We hit it off fabulously after they corrected me for referring to them as students. Having already mentioned that they were not fully-trained doctors, and that they were in the process of writing exams, I thought that it would be safe ground to tread on.
Nevertheless, these delusional little girls seem to have created a limbo existence where you live, drink and party like a student, but have a real job. Before I go on, please could I just say: Where is this company, and where can I apply?!?!
That little bit of awkwardness aside, tonight they are celebrating a birthday party and I am to expect the usual noises of demolitions and high-speed roadworks above my head. I have been invited to the celebration, but I must admit, I would rather drink toilet-water. Discussing Justin Bieber over cheap liquor just isn’t my thing. Tonight, if the fancy takes me, perhaps I shall record the sounds, and then set it as my ring-tone in the office. Annoying my colleagues is one of my few, but exquisite pleasures that I savour like a lolly-pop.
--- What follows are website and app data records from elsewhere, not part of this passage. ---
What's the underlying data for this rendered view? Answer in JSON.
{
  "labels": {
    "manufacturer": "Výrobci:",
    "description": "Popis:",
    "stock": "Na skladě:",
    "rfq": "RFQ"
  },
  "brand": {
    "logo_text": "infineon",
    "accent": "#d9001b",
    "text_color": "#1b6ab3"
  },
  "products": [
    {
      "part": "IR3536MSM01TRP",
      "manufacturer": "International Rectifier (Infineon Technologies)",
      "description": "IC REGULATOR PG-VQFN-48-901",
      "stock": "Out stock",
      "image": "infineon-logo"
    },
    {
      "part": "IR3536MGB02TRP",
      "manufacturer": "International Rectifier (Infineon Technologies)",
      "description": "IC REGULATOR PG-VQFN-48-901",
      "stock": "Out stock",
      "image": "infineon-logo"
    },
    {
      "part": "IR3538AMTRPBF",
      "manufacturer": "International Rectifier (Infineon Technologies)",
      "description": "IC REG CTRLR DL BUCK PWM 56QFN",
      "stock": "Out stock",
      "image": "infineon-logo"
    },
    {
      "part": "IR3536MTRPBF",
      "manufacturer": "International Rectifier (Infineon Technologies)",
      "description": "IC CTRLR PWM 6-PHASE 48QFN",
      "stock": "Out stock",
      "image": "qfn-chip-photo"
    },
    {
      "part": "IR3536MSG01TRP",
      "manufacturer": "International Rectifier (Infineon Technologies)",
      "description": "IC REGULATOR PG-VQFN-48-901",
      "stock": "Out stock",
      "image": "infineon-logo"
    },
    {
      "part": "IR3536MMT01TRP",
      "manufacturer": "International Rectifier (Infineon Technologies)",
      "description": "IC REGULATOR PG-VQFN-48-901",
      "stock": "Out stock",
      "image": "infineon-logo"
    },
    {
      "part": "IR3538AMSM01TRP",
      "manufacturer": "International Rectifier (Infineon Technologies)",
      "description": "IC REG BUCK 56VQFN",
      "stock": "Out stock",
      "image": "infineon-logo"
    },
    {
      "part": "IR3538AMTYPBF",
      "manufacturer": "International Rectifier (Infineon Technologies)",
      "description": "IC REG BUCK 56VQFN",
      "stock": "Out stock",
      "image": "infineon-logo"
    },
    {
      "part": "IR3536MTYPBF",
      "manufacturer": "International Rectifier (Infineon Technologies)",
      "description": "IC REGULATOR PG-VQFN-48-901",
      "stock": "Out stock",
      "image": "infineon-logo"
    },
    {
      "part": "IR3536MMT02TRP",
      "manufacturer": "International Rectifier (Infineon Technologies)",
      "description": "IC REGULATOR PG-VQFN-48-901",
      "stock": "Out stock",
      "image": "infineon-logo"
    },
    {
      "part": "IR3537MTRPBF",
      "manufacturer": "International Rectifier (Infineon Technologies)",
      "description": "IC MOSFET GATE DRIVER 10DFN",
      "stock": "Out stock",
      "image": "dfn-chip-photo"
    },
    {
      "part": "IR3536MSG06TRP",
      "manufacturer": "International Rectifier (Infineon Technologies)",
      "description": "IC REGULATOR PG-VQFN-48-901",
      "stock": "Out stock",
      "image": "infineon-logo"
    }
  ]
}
If this post has been a tad on the b**chy side, I must apologise. I have a curious suspicion that I am deliberately attempting to get mad at the collective Dutch nation in some misguided attempt at trying NOT to miss them. Perhaps this is a type of self-adjustment, a preparation for my departure to Denmark. Perhaps this will make leaving a place that I have called home for the last two years easier.
Or perhaps I am just full of sh*t.
We shall see, my pretties.
Well, it has been almost two years since we moved from South Africa to Holland (aka The Netherlands) in a quest to discover our Dutch roots, test our reserves and our patience, and uncover the mystery surrounding cross cultural migration. This blog will be an attempt to document this – our last few weeks in the land of the Dutch, and our over-the-seas trek to the land of the Danes – Denmark.
Bring on the bad weather!